‘If we take action, hope will be everywhere’: An Interview with Pianist and Composer Sarah Nicolls
This Friday 29 March, British pianist and composer Sarah Nicolls will perform her new work Twelve Years in Galway.
A piece in twelve movements, it brings the audience on a journey, from sharing the enormity of the challenge of climate change, to exploring common anxieties and indifferent responses, adding in some humour, and suggesting practical ways forward.
‘The trigger for making this piece was the urgency of the news that we got last autumn from the Intergovernmental Panel on Climate Change,’ Nicolls says, ‘where they said we have 12 years to halve global emissions. I basically thought: I need to do something. But what should I do? I better make a piano recital. It was that blunt, to be honest.’
Nicolls describes the concert as an ‘eco-recital’. The world premiere took place at City University, London, on 12 March, and the Irish premiere will take place at the Mick Lally Theatre in Galway as part of Piano Day, promoted by the Galway Jazz Festival.
The experimental pianist’s approach to writing Twelve Years was to consult and collaborate in different ways with four ‘mentors’, including climate scientist Ineke Taylor, with whom she had ‘very frank conversations… and it was quite hard because [scientists] know what’s behind the headlines, which is generally worse than the headlines’. She also consulted with environmental activist Atlanta Cook, who is ‘incredibly positive’, and two art mentors, film writer and director Nicola Mills, and comedy writer Emma Edwards.
For the work, Nicolls, who has previously performed in Ireland at the Sligo New Music Festival, combines pre-recorded tracks with her playing on the ‘inside out piano’, an instrument of her own creation that allows her play directly on the piano strings and lets the audience see more clearly what she is doing.
The pre-recorded tracks include imaginary phone-calls with family members who are less serious about the challenge of climate change. One voice says, ‘Hi Sis, you saved any more whales? Oh Lara, don’t take everything to heart.

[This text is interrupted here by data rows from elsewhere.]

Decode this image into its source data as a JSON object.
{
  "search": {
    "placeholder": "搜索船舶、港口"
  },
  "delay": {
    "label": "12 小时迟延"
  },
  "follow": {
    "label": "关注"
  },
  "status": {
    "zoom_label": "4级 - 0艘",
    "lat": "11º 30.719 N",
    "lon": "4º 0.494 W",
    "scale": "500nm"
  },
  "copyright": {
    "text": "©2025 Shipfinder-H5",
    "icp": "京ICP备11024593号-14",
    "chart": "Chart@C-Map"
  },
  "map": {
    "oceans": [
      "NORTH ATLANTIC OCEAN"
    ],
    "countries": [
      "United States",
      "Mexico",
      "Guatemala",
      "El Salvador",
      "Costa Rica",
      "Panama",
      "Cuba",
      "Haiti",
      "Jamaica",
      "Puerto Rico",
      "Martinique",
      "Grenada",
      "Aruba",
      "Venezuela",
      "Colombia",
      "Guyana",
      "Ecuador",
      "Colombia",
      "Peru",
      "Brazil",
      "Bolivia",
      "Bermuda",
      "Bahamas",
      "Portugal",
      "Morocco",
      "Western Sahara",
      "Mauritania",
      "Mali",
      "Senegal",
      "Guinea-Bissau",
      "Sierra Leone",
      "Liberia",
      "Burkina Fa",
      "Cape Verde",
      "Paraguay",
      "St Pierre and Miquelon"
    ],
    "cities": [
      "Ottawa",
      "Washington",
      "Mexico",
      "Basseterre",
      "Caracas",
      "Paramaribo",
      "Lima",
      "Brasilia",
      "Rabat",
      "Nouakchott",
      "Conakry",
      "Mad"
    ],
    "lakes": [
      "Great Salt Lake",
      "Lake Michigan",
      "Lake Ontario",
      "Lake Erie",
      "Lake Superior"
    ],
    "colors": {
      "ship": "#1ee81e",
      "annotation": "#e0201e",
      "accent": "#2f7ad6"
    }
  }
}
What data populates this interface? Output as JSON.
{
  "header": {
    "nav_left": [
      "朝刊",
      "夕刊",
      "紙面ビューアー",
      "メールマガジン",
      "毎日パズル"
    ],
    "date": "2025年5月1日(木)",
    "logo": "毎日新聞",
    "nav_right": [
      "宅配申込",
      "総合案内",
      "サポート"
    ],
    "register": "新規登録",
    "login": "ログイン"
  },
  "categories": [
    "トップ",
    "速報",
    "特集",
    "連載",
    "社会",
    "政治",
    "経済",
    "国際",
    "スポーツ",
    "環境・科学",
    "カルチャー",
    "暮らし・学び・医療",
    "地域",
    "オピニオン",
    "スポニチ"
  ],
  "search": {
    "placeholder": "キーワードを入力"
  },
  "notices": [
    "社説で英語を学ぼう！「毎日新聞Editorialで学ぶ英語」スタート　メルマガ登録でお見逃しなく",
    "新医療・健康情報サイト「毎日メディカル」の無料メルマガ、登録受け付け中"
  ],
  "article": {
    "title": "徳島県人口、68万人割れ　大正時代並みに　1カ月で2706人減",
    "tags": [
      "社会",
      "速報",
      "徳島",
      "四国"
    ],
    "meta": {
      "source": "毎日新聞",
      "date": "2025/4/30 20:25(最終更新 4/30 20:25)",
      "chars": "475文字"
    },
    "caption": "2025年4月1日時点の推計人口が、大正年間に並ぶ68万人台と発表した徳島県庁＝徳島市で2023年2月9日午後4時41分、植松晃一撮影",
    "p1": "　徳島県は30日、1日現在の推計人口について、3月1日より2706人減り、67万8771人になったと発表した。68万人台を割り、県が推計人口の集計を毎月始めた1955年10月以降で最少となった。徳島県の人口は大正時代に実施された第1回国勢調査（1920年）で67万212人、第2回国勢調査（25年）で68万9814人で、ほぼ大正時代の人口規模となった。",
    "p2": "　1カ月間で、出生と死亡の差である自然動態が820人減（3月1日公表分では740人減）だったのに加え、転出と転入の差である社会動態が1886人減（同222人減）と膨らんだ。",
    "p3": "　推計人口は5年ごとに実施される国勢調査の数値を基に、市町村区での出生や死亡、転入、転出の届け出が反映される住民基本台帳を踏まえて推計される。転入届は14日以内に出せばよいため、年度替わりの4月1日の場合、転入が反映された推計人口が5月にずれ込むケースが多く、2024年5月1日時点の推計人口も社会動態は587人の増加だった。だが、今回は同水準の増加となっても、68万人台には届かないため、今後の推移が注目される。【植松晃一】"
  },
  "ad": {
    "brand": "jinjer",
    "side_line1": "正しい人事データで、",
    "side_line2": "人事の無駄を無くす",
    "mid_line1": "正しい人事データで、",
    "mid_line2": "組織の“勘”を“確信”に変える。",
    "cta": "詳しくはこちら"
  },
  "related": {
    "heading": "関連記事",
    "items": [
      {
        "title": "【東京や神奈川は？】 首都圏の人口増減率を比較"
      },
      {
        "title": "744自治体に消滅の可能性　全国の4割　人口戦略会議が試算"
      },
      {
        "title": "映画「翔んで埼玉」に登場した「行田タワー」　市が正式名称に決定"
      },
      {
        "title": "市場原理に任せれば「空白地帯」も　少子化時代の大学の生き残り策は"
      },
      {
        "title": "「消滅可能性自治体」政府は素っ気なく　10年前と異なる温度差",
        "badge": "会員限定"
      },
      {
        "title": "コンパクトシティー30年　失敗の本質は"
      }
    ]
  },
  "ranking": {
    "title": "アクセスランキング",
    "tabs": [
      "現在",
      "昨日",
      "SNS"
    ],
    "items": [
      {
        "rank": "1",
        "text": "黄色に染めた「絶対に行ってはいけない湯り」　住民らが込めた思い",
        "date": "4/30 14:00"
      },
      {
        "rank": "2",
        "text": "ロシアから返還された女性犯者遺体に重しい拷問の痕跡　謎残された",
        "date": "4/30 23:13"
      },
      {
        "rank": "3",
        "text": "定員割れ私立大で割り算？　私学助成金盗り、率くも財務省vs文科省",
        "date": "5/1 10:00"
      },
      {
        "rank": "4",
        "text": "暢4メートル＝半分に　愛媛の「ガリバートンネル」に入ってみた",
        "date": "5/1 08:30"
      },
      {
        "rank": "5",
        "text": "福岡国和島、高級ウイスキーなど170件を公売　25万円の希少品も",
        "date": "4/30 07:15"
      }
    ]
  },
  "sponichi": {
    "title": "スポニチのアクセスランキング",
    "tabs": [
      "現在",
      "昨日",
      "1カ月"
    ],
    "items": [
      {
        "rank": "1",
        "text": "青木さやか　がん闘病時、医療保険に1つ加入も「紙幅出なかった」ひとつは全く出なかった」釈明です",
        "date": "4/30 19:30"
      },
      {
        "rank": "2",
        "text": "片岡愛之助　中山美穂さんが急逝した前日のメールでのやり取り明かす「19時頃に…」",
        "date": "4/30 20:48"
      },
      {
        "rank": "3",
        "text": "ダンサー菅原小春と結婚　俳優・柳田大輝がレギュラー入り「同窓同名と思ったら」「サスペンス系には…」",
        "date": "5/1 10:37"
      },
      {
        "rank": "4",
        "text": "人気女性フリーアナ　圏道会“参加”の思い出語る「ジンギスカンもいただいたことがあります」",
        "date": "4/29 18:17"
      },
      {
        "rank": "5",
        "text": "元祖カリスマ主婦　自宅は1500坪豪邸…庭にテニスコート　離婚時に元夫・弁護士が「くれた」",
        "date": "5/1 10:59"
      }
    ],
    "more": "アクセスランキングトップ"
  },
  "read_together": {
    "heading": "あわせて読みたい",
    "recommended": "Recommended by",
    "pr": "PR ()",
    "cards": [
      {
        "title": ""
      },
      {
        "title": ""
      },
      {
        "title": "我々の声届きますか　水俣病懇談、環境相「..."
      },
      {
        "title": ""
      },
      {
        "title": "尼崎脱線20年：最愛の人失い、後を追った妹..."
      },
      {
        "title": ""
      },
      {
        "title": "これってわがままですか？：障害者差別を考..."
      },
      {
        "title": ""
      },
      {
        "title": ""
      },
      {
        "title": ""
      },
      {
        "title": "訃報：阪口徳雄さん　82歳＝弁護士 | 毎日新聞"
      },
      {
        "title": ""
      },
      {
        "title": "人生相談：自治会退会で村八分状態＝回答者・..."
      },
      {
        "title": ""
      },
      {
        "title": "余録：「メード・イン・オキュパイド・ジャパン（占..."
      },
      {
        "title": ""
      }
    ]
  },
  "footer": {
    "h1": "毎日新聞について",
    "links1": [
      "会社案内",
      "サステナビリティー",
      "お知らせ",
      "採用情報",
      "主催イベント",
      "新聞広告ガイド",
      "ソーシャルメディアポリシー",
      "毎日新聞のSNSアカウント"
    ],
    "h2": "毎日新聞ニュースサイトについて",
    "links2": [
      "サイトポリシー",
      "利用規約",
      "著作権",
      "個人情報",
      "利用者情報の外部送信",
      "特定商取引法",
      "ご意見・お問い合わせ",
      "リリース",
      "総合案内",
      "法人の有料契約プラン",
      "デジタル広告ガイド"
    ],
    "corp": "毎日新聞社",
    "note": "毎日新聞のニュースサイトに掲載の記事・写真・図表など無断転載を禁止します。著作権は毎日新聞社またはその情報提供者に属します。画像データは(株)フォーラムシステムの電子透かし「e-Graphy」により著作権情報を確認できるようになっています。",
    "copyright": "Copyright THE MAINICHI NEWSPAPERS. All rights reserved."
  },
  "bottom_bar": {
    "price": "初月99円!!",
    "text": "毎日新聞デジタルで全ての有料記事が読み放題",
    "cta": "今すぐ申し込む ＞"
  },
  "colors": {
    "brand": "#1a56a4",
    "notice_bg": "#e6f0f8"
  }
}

Headlines are designed to be shocking… 12 years? … What do you mean, what am I going to do?… Isn’t that what we have governments for and scientists and Elon Musk?’
The interspersed phone-calls allow Nicolls to be ‘the voice that you weren’t hearing’ and provide a range of perspectives throughout the work: ‘Although I take people into dark places, panic and sadness, I didn’t want to be preachy.’
Hope will be everywhere
The voice of the teenage activist Greta Thunberg, who has inspired world-wide climate school strikes, appears in the penultimate movement of Twelve Years.
She brings all the loose ends together – the panic and the enormity of it, and she thrusts it straight into action. Basically she says we do need hope, and therefore we should all act, and if we take action, hope will be everywhere.
When Nicolls first had the idea for the piece, she realised that there were not many precedents for a climate-focussed contemporary music work, and there was a definite creative challenge in speaking so directly to the audience. She decided early on that if she was going to address climate she was going to do it literally, and the result, she has found, is that it does encourage conversation around the issue.
When people ask about my work, climate is now part of that conversation. And in a way that might be the most useful thing. Talking about it, getting it out there, wherever we can get climate change in the conversation, that feels like a useful thing to be doing.
What has really surprised her, however, is how well suited the piano is to the subject.
What I found really brilliant about this particular project is that the piano totally lends itself to sounding like natural sounds – it’s something about the sympathetic, massive resonance with a grand piano. In terms of music, that’s really exciting, to have discovered a real synergy between the issue at hand and the music that I made about it.
Sarah Nicolls will perform Twelve Years this Friday 29 March at 8pm at the Mick Lally Theatre in Galway, promoted by Galway Jazz Festival. For booking, visit www.druid.ie/the-mick-lally-theatre/whats-on/piano-day-2019.